Captain Flavius “Flave” Spencer, born in 1840, came to be owner and president of the Fairfield Canal by the late 19th century. For many years he piloted the steamboat Lizzie Burrus from Fairfield to Elizabeth City. When the vessel caught fire for the third time and burned beyond repair in 1901, he resumed the route in the Alma.

The Alma was built in 1898 by W.E. Krause in Fairfield at the “Recess,” a relatively wide portion of the canal used as a turning basin. The steamboat was named after Flavius Spencer’s daughter Alma, who had been a sickly child. According to the book Hyde County History, Alma Spencer was often seen riding Daisy, who had been the Coca Cola pony and was trained to stop at every house in town.

During the winter of 1918, the canal froze over and shipping came to a halt for several days. That same winter, when the canal was navigable, the boiler of the vessel Guide, exploded. An injured crewman was loaded aboard the Alma, but he died en route to the hospital in Elizabeth City.
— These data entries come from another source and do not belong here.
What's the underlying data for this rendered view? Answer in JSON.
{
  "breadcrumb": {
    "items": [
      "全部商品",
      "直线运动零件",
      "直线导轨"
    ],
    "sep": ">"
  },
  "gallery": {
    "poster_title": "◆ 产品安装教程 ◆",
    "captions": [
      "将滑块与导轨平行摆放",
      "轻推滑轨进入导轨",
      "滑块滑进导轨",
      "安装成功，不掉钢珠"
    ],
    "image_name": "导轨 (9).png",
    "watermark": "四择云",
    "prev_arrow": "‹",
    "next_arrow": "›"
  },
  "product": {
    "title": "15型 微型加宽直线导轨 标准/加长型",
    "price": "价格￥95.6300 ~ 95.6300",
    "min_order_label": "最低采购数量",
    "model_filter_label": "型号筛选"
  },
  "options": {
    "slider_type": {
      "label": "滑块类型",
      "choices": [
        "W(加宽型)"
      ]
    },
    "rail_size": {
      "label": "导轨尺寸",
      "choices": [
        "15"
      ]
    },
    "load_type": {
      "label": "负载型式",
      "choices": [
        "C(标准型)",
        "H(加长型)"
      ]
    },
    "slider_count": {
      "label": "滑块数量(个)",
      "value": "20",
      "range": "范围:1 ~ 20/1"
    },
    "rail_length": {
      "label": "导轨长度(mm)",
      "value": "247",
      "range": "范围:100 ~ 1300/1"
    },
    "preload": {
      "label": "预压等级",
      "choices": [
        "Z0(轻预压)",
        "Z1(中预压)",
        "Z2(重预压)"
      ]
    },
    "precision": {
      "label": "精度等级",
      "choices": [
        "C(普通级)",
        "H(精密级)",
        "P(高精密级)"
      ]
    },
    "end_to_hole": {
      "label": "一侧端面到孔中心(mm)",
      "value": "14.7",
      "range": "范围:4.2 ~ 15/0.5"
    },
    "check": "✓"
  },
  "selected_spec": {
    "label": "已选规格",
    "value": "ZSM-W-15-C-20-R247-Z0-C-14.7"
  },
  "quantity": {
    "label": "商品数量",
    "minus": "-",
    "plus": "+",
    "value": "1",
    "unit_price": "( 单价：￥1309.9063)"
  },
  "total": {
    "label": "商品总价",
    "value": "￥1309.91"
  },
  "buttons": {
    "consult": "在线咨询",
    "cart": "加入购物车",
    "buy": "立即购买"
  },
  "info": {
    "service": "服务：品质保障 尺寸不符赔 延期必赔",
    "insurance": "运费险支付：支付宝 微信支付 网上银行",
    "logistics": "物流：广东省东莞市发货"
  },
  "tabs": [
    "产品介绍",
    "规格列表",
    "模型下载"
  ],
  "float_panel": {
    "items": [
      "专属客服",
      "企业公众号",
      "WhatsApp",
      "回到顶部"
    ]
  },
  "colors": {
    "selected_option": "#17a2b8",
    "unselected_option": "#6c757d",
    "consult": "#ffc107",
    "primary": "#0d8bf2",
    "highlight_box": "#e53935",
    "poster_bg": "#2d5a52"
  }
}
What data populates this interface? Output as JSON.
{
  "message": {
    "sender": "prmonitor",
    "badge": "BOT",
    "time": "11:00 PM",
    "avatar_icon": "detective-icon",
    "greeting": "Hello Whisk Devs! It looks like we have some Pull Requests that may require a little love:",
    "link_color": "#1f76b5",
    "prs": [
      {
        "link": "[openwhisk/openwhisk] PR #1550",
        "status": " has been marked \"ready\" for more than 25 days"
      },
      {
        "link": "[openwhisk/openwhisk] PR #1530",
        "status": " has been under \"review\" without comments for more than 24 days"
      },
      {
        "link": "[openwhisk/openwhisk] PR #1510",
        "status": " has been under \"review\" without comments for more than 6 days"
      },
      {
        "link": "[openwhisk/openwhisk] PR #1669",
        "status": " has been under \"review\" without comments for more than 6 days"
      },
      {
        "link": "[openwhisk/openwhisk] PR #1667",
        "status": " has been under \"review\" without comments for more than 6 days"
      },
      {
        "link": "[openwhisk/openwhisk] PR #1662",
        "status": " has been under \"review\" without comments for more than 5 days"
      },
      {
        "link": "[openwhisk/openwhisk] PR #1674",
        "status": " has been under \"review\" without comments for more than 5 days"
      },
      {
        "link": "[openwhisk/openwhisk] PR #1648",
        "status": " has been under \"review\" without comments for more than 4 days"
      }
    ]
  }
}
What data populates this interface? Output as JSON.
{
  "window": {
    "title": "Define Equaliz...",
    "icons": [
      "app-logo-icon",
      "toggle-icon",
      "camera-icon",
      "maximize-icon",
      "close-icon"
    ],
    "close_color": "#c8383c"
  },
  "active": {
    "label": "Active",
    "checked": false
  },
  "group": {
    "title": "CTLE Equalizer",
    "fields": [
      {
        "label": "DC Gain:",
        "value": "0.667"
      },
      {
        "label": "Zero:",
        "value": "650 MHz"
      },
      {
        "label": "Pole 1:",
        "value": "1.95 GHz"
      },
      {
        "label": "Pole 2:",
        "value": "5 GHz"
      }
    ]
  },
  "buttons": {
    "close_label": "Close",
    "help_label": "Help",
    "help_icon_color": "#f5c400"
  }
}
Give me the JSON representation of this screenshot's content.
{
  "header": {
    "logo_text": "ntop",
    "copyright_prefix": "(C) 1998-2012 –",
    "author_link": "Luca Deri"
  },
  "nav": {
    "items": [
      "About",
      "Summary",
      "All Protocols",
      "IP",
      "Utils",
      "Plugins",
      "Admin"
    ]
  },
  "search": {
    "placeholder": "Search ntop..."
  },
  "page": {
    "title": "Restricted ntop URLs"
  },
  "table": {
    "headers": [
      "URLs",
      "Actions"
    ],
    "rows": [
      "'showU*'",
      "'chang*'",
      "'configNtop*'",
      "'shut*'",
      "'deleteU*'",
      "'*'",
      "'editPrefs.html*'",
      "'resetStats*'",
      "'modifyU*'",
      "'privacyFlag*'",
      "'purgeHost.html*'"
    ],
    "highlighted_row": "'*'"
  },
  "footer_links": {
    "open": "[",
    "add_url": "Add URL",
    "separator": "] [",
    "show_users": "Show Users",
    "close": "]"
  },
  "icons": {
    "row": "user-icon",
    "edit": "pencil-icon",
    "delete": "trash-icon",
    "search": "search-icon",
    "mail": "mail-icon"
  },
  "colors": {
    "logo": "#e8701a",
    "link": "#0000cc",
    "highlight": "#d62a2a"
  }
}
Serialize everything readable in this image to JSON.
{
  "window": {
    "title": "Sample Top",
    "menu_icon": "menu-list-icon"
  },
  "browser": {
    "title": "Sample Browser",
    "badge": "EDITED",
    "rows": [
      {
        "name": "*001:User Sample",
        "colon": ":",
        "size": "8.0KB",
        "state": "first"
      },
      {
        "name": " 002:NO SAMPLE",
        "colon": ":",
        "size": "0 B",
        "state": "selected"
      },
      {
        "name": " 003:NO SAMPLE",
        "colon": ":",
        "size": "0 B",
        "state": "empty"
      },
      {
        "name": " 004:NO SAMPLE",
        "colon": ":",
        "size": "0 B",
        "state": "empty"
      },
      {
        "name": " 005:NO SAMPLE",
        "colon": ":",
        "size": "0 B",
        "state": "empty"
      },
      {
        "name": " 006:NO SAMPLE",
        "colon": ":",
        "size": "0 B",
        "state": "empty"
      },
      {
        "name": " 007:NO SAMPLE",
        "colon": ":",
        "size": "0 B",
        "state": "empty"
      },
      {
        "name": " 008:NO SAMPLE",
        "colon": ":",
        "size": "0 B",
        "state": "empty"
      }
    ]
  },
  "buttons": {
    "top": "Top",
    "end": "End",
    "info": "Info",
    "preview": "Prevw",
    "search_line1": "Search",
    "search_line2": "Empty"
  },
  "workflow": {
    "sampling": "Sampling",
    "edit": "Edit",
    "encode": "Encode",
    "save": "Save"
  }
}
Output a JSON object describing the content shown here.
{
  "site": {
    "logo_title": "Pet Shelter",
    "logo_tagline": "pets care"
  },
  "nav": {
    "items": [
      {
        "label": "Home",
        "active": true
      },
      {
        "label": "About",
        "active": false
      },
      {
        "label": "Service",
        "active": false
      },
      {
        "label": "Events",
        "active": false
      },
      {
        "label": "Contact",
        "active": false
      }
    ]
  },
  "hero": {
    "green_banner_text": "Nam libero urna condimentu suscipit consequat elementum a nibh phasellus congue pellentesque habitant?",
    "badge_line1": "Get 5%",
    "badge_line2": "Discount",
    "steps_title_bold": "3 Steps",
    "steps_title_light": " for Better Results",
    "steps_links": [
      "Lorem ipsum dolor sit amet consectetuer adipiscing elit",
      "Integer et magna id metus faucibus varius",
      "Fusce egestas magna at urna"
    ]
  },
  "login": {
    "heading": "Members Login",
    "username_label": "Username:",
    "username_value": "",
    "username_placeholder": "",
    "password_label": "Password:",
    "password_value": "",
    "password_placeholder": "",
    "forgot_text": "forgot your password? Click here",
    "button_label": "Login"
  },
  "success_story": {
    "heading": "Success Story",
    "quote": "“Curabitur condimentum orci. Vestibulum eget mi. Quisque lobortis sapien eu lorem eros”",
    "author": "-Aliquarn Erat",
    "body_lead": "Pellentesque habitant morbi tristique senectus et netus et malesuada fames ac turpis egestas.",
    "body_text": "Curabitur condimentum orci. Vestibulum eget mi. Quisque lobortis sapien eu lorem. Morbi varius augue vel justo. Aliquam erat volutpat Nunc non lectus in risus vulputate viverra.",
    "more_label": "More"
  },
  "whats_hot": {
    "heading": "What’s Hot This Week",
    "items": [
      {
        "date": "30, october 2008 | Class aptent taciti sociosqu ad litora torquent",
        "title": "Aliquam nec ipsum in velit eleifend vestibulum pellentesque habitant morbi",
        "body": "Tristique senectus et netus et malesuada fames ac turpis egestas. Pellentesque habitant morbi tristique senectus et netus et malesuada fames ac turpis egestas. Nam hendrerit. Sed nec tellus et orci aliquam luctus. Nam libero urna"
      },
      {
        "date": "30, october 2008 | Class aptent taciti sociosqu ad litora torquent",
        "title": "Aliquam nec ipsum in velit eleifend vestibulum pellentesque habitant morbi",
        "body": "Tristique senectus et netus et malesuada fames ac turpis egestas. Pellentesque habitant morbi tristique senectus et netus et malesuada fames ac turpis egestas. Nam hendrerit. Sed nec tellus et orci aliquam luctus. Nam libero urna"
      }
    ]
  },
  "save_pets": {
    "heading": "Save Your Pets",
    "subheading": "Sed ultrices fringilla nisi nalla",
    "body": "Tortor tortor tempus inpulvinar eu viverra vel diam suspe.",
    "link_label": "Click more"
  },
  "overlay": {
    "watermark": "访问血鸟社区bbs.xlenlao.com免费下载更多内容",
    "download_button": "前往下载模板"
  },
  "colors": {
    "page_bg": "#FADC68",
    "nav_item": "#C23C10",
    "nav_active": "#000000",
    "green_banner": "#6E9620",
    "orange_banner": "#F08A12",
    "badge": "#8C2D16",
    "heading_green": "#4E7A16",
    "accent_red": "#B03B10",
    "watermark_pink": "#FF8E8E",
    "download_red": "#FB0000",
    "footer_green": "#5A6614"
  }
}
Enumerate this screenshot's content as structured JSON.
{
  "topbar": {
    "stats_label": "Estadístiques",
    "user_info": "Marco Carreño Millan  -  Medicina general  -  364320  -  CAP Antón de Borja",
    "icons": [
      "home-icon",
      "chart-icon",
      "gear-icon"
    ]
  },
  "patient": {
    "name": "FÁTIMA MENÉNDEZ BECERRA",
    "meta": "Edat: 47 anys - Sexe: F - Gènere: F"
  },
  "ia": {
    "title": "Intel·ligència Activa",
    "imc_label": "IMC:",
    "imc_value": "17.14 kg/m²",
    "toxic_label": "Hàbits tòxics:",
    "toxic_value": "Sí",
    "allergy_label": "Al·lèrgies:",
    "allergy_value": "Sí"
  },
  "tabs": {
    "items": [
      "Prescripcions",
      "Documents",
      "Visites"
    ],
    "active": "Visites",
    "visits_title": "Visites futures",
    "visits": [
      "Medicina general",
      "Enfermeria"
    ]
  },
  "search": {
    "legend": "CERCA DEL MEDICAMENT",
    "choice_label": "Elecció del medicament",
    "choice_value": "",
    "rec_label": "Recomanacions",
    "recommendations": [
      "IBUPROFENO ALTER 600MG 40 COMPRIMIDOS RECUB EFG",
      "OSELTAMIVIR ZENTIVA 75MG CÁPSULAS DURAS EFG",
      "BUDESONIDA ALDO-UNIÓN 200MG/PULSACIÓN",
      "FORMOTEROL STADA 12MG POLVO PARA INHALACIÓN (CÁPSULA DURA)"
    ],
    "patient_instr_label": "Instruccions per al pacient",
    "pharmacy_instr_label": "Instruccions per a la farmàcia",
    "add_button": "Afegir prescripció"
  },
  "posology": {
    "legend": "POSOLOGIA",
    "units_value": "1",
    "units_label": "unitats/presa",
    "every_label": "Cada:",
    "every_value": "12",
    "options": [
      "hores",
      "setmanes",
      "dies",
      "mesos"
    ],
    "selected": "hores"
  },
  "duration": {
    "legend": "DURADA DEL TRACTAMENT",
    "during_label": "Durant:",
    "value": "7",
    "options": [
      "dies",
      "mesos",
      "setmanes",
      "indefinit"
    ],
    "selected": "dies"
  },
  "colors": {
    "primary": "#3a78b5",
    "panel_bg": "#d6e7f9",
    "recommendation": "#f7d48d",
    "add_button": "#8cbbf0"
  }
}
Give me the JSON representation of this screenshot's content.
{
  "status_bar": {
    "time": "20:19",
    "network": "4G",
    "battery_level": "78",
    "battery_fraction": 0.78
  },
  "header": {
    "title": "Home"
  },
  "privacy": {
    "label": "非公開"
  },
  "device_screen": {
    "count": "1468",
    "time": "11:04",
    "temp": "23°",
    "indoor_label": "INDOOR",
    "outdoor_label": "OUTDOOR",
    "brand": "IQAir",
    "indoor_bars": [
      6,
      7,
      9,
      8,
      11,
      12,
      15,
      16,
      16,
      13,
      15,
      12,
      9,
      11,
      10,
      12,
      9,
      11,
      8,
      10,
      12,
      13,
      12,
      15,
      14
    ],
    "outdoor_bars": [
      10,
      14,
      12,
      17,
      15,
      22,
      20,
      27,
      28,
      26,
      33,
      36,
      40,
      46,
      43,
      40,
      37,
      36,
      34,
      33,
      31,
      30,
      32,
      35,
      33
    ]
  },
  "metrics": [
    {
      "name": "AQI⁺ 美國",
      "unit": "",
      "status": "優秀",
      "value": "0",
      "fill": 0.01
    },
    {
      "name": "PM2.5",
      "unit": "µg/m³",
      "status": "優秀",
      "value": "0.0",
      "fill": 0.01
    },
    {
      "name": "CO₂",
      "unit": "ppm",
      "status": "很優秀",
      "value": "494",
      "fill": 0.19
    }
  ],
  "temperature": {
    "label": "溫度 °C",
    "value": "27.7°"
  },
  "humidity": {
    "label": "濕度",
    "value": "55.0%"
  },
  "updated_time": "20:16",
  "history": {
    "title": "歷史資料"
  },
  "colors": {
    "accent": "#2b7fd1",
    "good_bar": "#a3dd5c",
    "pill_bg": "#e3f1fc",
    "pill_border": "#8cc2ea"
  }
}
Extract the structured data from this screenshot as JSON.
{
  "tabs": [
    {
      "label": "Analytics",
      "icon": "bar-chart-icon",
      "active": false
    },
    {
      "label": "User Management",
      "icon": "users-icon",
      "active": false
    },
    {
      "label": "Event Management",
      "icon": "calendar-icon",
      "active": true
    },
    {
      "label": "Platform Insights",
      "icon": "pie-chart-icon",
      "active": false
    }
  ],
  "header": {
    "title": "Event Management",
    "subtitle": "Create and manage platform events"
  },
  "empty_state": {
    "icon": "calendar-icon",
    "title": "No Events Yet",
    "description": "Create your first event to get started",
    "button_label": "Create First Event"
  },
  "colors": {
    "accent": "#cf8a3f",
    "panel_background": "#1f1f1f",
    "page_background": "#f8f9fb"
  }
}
The Fairfield Canal fell into disuse in the late 1920s with the Army Corp of Engineers’ completion of the Inland Waterway. Also, road improvements of the 1920s and 1930s favored land transportation.  By the 1950s the canal was used as drainage for surrounding ditches, and in turn drained into the Inland Waterway. Today Fairfield is a quiet community full of historic structures that were nominated for the National Register of Historic Places. The canal is still there, albeit no longer navigable from end to end. Part of the historic turnpike has become NC 94. The fate of the Alma is a mystery.